= Recorded data =
+---+

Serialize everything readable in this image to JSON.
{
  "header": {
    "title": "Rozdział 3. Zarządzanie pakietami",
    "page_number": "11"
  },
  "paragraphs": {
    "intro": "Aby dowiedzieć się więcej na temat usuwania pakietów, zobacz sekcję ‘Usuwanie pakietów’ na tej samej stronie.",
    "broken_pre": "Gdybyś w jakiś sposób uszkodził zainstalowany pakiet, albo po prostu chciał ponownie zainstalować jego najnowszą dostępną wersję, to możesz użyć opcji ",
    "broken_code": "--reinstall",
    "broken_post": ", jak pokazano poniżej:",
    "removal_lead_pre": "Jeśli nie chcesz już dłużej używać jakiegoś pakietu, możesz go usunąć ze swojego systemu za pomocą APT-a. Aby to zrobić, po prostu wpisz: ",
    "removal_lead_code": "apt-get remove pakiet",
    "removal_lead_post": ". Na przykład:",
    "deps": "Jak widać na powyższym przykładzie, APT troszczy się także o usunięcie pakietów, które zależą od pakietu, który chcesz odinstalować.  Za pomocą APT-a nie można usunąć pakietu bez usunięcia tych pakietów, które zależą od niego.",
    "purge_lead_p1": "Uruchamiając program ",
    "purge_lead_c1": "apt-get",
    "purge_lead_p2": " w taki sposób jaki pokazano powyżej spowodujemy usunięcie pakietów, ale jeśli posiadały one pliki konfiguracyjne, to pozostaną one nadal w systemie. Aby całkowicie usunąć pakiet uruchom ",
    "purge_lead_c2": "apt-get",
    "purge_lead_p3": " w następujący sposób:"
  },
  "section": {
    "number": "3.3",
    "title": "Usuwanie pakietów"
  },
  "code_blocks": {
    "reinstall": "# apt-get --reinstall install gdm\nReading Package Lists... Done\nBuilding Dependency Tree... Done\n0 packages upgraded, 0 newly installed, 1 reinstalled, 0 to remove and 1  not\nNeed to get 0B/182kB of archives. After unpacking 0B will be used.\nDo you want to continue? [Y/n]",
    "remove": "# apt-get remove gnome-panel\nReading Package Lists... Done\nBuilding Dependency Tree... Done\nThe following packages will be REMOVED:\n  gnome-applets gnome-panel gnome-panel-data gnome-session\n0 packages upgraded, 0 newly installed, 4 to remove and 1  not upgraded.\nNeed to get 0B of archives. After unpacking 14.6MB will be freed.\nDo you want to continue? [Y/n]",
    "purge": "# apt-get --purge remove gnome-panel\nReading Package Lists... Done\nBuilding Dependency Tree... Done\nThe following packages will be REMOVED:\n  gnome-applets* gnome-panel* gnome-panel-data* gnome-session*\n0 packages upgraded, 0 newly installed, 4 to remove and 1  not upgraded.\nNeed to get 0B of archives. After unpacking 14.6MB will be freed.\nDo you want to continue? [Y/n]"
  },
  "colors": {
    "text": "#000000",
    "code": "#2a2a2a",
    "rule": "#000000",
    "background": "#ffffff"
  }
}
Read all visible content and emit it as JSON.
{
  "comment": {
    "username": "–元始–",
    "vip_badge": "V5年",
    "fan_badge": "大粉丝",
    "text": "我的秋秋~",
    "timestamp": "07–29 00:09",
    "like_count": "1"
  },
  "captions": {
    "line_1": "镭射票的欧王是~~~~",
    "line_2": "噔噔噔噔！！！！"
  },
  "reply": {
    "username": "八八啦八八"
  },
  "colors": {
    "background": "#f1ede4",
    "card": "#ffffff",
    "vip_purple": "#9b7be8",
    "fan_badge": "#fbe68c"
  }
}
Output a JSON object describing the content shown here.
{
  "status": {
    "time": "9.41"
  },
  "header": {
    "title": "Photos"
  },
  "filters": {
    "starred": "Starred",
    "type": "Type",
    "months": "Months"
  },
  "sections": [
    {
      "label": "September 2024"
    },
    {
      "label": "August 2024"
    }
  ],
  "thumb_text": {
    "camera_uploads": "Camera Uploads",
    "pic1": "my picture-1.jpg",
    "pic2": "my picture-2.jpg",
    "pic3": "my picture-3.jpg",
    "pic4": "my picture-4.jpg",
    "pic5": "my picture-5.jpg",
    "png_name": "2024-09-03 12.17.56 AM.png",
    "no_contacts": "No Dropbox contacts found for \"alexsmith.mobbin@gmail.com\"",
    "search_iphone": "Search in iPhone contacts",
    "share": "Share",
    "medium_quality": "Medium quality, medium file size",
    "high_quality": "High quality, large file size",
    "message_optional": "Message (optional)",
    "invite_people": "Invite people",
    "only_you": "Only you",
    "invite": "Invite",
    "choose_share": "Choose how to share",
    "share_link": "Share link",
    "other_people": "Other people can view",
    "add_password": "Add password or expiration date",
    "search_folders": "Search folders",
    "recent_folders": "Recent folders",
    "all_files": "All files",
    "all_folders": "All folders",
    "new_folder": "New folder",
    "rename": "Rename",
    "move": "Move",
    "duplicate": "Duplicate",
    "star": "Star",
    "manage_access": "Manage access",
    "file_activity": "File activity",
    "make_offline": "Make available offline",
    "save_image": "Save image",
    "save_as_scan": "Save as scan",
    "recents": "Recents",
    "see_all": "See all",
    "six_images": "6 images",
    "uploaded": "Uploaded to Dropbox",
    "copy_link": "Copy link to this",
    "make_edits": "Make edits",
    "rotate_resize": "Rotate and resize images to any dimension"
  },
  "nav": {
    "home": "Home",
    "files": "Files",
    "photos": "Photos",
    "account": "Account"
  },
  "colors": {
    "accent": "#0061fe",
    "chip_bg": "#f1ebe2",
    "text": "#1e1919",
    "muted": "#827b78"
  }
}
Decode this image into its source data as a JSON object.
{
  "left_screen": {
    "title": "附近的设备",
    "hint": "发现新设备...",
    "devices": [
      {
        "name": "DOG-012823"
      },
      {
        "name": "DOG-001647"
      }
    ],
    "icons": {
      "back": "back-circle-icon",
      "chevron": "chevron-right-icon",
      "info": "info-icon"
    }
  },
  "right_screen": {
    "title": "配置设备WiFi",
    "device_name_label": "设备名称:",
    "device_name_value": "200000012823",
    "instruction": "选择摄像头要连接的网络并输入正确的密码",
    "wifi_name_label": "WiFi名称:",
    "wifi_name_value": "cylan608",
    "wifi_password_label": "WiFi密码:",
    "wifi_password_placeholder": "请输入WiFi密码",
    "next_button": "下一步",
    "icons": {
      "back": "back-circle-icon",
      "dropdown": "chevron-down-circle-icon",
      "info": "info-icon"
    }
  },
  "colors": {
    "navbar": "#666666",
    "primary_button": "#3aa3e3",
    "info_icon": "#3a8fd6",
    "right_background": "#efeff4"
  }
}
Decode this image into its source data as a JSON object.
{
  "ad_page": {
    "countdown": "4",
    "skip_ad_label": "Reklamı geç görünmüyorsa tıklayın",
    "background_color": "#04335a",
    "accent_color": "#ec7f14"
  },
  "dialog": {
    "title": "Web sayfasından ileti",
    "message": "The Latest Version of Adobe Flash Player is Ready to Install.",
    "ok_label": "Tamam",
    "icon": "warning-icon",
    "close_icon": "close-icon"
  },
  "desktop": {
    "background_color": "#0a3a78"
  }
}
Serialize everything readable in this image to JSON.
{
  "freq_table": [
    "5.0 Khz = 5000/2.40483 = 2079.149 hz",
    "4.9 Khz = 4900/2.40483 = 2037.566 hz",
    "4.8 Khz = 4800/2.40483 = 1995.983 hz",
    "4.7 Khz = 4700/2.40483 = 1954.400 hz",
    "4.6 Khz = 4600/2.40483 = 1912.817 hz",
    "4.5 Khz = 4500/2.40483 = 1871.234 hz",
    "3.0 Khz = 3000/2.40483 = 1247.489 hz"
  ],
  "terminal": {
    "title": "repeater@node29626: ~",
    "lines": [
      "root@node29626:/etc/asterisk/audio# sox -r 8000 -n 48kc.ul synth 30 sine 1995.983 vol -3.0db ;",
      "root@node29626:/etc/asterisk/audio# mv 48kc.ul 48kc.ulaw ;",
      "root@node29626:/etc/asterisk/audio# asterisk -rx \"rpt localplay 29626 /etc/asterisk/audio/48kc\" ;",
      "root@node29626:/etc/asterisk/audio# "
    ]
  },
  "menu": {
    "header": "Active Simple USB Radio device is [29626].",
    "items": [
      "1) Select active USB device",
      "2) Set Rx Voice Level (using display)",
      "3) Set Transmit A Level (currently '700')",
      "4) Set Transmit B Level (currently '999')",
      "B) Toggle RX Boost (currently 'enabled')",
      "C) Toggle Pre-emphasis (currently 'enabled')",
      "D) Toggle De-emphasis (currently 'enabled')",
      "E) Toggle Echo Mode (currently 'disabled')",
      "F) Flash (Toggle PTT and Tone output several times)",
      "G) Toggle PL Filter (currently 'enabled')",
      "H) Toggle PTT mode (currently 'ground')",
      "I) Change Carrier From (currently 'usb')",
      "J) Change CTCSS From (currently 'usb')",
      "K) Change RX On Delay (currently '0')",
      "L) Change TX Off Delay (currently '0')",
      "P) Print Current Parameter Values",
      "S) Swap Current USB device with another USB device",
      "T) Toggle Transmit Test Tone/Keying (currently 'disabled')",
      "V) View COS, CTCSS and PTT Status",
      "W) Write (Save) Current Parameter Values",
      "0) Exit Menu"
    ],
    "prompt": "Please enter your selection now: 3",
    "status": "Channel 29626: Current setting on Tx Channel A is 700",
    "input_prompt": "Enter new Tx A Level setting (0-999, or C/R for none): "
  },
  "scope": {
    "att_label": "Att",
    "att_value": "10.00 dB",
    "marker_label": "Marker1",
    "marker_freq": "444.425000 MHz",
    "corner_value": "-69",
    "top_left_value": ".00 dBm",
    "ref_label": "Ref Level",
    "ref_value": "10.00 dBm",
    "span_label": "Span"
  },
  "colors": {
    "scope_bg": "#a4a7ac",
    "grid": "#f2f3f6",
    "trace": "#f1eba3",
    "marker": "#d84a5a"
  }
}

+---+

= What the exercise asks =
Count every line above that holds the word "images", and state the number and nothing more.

= Solution to this problem =
2